Company management probably does not even know the locksmith is using a formal master key system. Management is more likely to consider the locksmith as applying an arcane lock-by-lock technique to turn different keys on and off. Management usually has no idea at all how it works and strictly relies on the locksmith to make things happen, usually without giving the locksmith credit as a knowledgeable professional.

The locksmith would be better served if management had a better understanding.

There is a quick means to bring management up to speed as there are other systems that management is well aware of that exactly parallel what the locksmith does. Master key systems are very similar to computer network systems. The computer network system manages information and access to information. It affects productivity, security, and safety.

Management hires specialists to maintain the networks and manage data. Computer network systems eventually have to be replaced or upgraded. Once management understands the comparison, it will be easier to for the locksmith to communicate needs. When a computer network is "broken," management understands the need for immediate repair regardless of expense. Master key systems can "break" in similar ways.

Losing control of master keys

Compromise of master keys is the number one reason why master key systems are replaced.

The issuance of high level master keys (i.e. the keys that open everything in the system) should be strictly limited to the very few who actually need them. A person's job functions dictate the need to possess master keys. Locksmiths, emergency responders and roving guards are on the short list.

In the work environment, executives will often procure the TMK (Top Master Key) regarding its possession as an indicator of their personal status. As others attain the same "status," they demand issuance of the TMK. The proliferation of top master keys can lead to compromise simply by the number of executives possessing them.

Issuing top master keys in this manner drastically limits the ability of the locksmith to provide effective keying.

A typical scenario occurs when a new CEO wants to have areas keyed so that others who possess the TMK are locked out.

The additional provision that the CEO only carry one key to everything triggers the replacement of the master key system.

A typical six-pin system may have a TMK that can access all 64 pages of key combinations. The 64 pages may be split into four groups of 16 pages. Each of these groups has a master key that can open all 16 pages.

The more these types of high-level keys are issued, the greater the chance that a problem can occur. A typical problem is when the master key falls into the hands of the wrong person or the master key is lost. The seriousness may lead to the rekey of locks in that group of 16 pages which then affects a quarter of all key combinations in the system.
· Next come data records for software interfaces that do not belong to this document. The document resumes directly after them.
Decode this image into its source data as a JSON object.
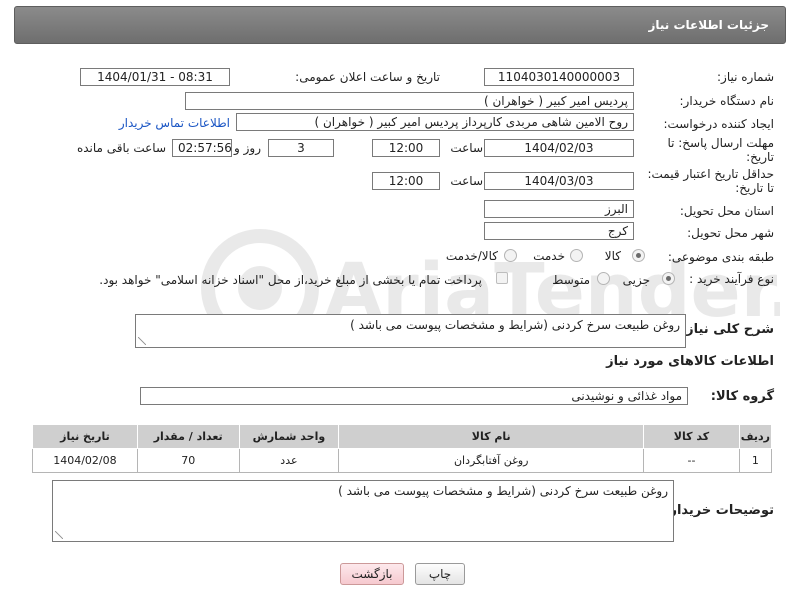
{
  "header": {
    "title": "جزئیات اطلاعات نیاز"
  },
  "fields": {
    "need_number_label": "شماره نیاز:",
    "need_number": "1104030140000003",
    "announce_label": "تاریخ و ساعت اعلان عمومی:",
    "announce_value": "1404/01/31 - 08:31",
    "buyer_org_label": "نام دستگاه خریدار:",
    "buyer_org": "پردیس امیر کبیر ( خواهران )",
    "creator_label": "ایجاد کننده درخواست:",
    "creator": "روح الامین شاهی مربدی کارپرداز پردیس امیر کبیر ( خواهران )",
    "buyer_contact_link": "اطلاعات تماس خریدار",
    "deadline_label_1": "مهلت ارسال پاسخ: تا",
    "deadline_label_2": "تاریخ:",
    "deadline_date": "1404/02/03",
    "time_label": "ساعت",
    "deadline_time": "12:00",
    "days_value": "3",
    "days_label": "روز و",
    "remaining_time": "02:57:56",
    "remaining_label": "ساعت باقی مانده",
    "validity_label_1": "حداقل تاریخ اعتبار قیمت:",
    "validity_label_2": "تا تاریخ:",
    "validity_date": "1404/03/03",
    "validity_time": "12:00",
    "province_label": "استان محل تحویل:",
    "province": "البرز",
    "city_label": "شهر محل تحویل:",
    "city": "کرج",
    "category_label": "طبقه بندی موضوعی:",
    "category_options": [
      "کالا",
      "خدمت",
      "کالا/خدمت"
    ],
    "category_selected": "کالا",
    "process_label": "نوع فرآیند خرید :",
    "process_options": [
      "جزیی",
      "متوسط"
    ],
    "process_selected": "جزیی",
    "payment_note": "پرداخت تمام یا بخشی از مبلغ خرید،از محل \"اسناد خزانه اسلامی\" خواهد بود."
  },
  "description": {
    "label": "شرح کلی نیاز:",
    "value": "روغن طبیعت سرخ کردنی (شرایط و مشخصات پیوست می باشد )"
  },
  "items_section": {
    "title": "اطلاعات کالاهای مورد نیاز",
    "group_label": "گروه کالا:",
    "group_value": "مواد غذائی و نوشیدنی",
    "columns": [
      "ردیف",
      "کد کالا",
      "نام کالا",
      "واحد شمارش",
      "تعداد / مقدار",
      "تاریخ نیاز"
    ],
    "rows": [
      [
        "1",
        "--",
        "روغن آفتابگردان",
        "عدد",
        "70",
        "1404/02/08"
      ]
    ]
  },
  "buyer_notes": {
    "label": "توضیحات خریدار:",
    "value": "روغن طبیعت سرخ کردنی (شرایط و مشخصات پیوست می باشد )"
  },
  "buttons": {
    "print": "چاپ",
    "back": "بازگشت"
  },
  "watermark_text": "AriaTender.neT"
}
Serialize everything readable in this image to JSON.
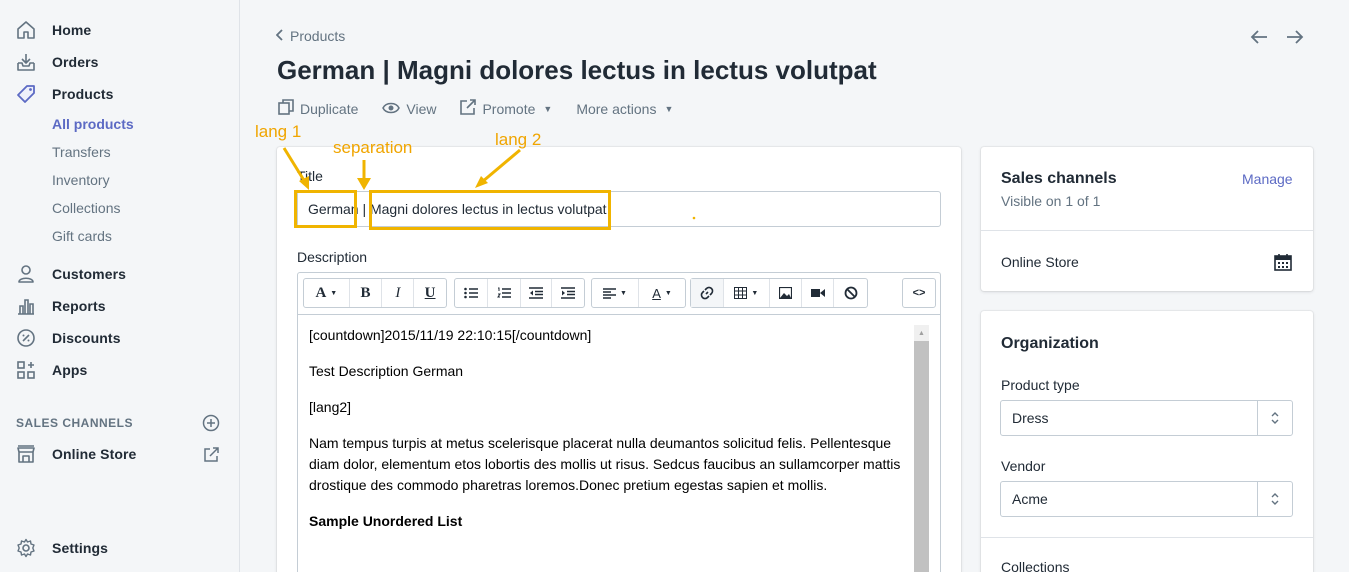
{
  "sidebar": {
    "nav": [
      {
        "label": "Home",
        "icon": "home-icon"
      },
      {
        "label": "Orders",
        "icon": "orders-icon"
      },
      {
        "label": "Products",
        "icon": "tag-icon"
      },
      {
        "label": "Customers",
        "icon": "customer-icon"
      },
      {
        "label": "Reports",
        "icon": "reports-icon"
      },
      {
        "label": "Discounts",
        "icon": "discount-icon"
      },
      {
        "label": "Apps",
        "icon": "apps-icon"
      }
    ],
    "product_sub": [
      "All products",
      "Transfers",
      "Inventory",
      "Collections",
      "Gift cards"
    ],
    "sales_channels_heading": "SALES CHANNELS",
    "online_store": "Online Store",
    "settings": "Settings"
  },
  "header": {
    "breadcrumb": "Products",
    "title": "German | Magni dolores lectus in lectus volutpat"
  },
  "actions": {
    "duplicate": "Duplicate",
    "view": "View",
    "promote": "Promote",
    "more": "More actions"
  },
  "form": {
    "title_label": "Title",
    "title_value": "German | Magni dolores lectus in lectus volutpat",
    "description_label": "Description",
    "editor": {
      "p1": "[countdown]2015/11/19 22:10:15[/countdown]",
      "p2": "Test Description German",
      "p3": "[lang2]",
      "p4": "Nam tempus turpis at metus scelerisque placerat nulla deumantos solicitud felis. Pellentesque diam dolor, elementum etos lobortis des mollis ut risus. Sedcus faucibus an sullamcorper mattis drostique des commodo pharetras loremos.Donec pretium egestas sapien et mollis.",
      "p5": "Sample Unordered List"
    },
    "toolbar": {
      "font": "A",
      "bold": "B",
      "italic": "I",
      "underline": "U",
      "color": "A",
      "code": "<>"
    }
  },
  "sales_channels": {
    "title": "Sales channels",
    "manage": "Manage",
    "visible": "Visible on 1 of 1",
    "online_store": "Online Store"
  },
  "organization": {
    "title": "Organization",
    "product_type_label": "Product type",
    "product_type": "Dress",
    "vendor_label": "Vendor",
    "vendor": "Acme",
    "collections_label": "Collections"
  },
  "annotations": {
    "lang1": "lang 1",
    "separation": "separation",
    "lang2": "lang 2",
    "color": "#f0a500"
  },
  "colors": {
    "accent": "#5c6ac4",
    "text": "#212b36",
    "muted": "#637381",
    "annotation": "#f0b400"
  }
}
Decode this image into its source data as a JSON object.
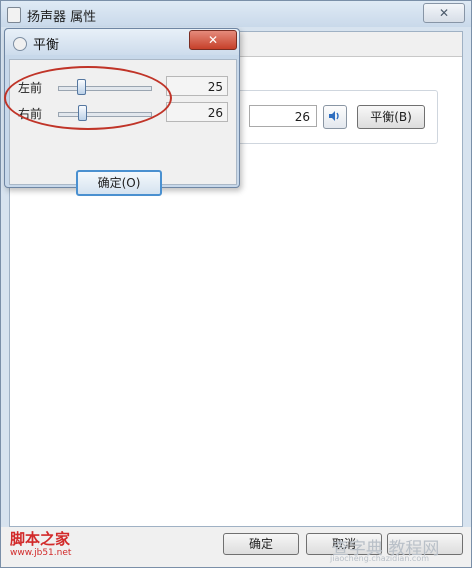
{
  "main_window": {
    "title": "扬声器 属性",
    "close_label": "✕",
    "level_value": "26",
    "balance_button": "平衡(B)",
    "buttons": {
      "ok": "确定",
      "cancel": "取消",
      "apply": ""
    }
  },
  "balance_dialog": {
    "title": "平衡",
    "close_label": "✕",
    "channels": [
      {
        "label": "左前",
        "value": "25",
        "level": 0.25
      },
      {
        "label": "右前",
        "value": "26",
        "level": 0.26
      }
    ],
    "ok_label": "确定(O)"
  },
  "watermarks": {
    "left": "脚本之家",
    "left_url": "www.jb51.net",
    "right": "查字典 教程网",
    "right_url": "jiaocheng.chazidian.com"
  },
  "colors": {
    "highlight": "#c03428",
    "close_button": "#c6402a"
  }
}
Losing control of high-level master keys can eliminate so many key combinations that the system must be replaced.

This content continues onto the next page...

We Recommend